Editor's Note: The following is a guest piece from Glenn Buck of Transition Networks.
Industry estimates suggest that nearly 70% of the world's population will be living in urban environments by 2050. To help make cities safer and more efficient, there is a significant push toward deploying smart city technologies, which can be implemented into manufacturing, public safety, utilities, transportation and tourism sectors, among others.
There are also use cases among not-so-"smart" objects, such as street lights, whose capabilities can change drastically as internet of things (IoT) technology is implemented.
The smart street light
Many cities have already begun removing the incandescent lightbulbs in lampposts in favor of LED lighting, based on LED’s energy efficiency and cost savings, as well as the increased safety brought on by the brighter light. But these cities are now taking those upgrades a step further with smart lampposts to improve city-wide communications and safety.
Armed with sensors and wireless technologies, the street lamppost of the future will do much more than light the streets at night. Smart street lights may have features such as:
Solar power capabilities: Going a step further than the efficiency benefits of LED lightbulbs, which use up to 80% less energy than more traditional lighting, the smart lamppost will be outfitted with solar panels to not only power the lampposts lighting, but some of the other applications below like electric charging.
Digital signage: Gone will be the days of road repair or traffic crews setting up temporary signage. The smart street light will have digital signage capabilities to alert pedestrians and vehicles of traffic issues, amber alerts or event information.
Environmental condition monitoring: The smart street light will be able to monitor temperature, humidity, flood conditions, air quality and more. This data can be gathered and used by city personnel to learn about these conditions and implement future initiatives to improve the safety and quality of life for citizens.
Traffic Monitoring: Using surveillance cameras, the smart street light can monitor traffic conditions and speeds to adjust traffic signals or to alert drivers of traffic backups via digital signage. Smart lampposts may also help to identify suspicious behavior or enable license plate recognition.
Push to talk: Smart street lights may feature the capability for pedestrians to ask a digital assistant for directions or connect a pedestrian to emergency services.
Electric charging: With the emergence of electric bikes and scooters throughout cities, smart street lights may act as a charging station for these devices with some of that power coming from solar panels.
While these features are exciting, there is a significant amount of behind-the-scenes technology required to enable all of this functionality.
Connectivity and power considerations
In order to implement these smart street light features, a city will either upgrade or replace an existing lamppost depending on the services already installed. Regardless of the approach, delivering the necessary connectivity, bandwidth and power to these applications is the first step in provisioning the lampposts for these applications.

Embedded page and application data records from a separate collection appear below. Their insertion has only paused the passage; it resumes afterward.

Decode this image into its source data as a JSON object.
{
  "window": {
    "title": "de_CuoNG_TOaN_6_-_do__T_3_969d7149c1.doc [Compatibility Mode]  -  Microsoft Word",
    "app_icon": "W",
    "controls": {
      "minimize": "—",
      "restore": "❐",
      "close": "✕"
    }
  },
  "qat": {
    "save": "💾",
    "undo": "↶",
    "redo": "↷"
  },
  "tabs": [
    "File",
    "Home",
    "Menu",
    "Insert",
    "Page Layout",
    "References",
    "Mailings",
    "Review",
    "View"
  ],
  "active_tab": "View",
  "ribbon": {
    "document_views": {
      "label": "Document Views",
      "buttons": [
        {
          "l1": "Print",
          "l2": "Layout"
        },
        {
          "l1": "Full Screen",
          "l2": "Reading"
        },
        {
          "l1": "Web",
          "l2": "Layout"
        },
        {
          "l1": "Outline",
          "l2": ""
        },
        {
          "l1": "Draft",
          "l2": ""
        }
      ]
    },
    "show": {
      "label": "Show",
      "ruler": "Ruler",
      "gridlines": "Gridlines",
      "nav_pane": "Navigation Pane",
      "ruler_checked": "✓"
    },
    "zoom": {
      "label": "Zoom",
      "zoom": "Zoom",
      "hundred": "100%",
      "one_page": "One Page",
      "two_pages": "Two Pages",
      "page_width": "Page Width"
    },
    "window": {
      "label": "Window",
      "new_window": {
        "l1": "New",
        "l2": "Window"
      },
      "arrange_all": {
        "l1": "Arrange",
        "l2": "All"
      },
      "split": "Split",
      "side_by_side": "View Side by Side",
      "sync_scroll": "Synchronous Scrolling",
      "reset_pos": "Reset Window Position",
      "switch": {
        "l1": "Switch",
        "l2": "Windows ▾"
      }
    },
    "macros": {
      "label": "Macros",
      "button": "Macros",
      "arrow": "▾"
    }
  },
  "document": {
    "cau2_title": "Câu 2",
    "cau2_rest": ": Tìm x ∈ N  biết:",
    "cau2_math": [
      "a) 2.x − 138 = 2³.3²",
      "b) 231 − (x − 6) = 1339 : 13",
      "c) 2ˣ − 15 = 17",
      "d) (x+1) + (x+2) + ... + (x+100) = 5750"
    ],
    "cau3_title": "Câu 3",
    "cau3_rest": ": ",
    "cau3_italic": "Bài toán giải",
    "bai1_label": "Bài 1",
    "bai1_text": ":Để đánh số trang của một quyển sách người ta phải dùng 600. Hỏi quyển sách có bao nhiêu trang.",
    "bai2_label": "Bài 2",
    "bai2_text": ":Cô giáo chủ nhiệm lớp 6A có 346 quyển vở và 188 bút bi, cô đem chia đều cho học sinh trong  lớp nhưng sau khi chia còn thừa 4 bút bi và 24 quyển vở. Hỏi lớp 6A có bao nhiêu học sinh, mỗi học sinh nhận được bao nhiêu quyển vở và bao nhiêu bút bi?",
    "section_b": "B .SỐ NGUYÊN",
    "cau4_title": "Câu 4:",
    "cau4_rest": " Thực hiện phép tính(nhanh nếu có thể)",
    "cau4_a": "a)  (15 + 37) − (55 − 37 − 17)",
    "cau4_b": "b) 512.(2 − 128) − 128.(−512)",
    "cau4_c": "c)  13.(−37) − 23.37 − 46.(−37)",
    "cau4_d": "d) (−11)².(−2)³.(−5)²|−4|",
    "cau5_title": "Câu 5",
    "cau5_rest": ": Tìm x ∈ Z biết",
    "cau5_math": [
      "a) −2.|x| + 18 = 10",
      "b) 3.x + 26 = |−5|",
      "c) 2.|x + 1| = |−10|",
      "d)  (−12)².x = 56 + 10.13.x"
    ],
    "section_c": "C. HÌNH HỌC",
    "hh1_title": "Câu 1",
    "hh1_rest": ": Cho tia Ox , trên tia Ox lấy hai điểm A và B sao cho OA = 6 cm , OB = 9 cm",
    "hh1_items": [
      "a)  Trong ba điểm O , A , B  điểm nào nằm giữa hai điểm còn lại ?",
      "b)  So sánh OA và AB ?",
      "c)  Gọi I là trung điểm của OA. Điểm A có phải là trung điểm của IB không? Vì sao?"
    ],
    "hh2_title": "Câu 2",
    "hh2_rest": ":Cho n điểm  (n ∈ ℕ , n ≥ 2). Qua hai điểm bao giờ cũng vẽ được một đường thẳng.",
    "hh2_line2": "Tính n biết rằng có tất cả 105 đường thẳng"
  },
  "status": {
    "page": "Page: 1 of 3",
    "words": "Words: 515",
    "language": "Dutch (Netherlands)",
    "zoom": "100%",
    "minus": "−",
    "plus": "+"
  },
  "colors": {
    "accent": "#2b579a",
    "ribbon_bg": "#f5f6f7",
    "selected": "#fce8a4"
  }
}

When talking about IoT, it’s often assumed wireless networking is best suited for these applications, but IoT is not a wireless-only phenomenon. There are some IoT applications where wired connectivity may be preferred. Ethernet connectivity is a good option for smart lampposts because it is cost-effective and can offer different speeds to match the needs of each of the IoT applications, that are deployed on a lamppost.
Another technology that makes Ethernet a good selection is power-over-Ethernet (PoE) which is an ideal fit for smart lampposts as PoE switches can power wireless access points, digital signage and other systems over networking cabling rather than using a separate power cabling and systems. PoE has evolved as well, providing different power levels that can support different applications.
PoE switches may be installed directly on the side of the lamppost making placement much simpler and cost efficient. Installers will want to select an environmentally hardened, self-enclosed switch to ensure it is protected from the elements.
Sensors that turn the smart lamppost lights on or off at night or day light can be a problem, so these sensors need to be isolated from communications equipment, power and AC lighting controls so that they do not turn on/off this equipment.
While these truly are the lampposts of the future, some cities are putting the infrastructure in place now. With power-over-Ethernet Plus (PoE+) switches, a major metropolitan city could connect and power cameras and sensors for gathering vital traffic data at thousands of traffic intersections. This application will bring intelligent transportation infrastructure citywide and is a great example of how a city can use Ethernet and PoE to build the foundation of its smart city solutions.
Cities can leverage existing real estate like lampposts to become the IoT magnet for many city services not offered today to ensure cutting edge features for increased efficiency and safety in their smart cities. Lampposts have always been in place to keep citizens safe, but through welcomed technology, they are doing that in a new, digital way.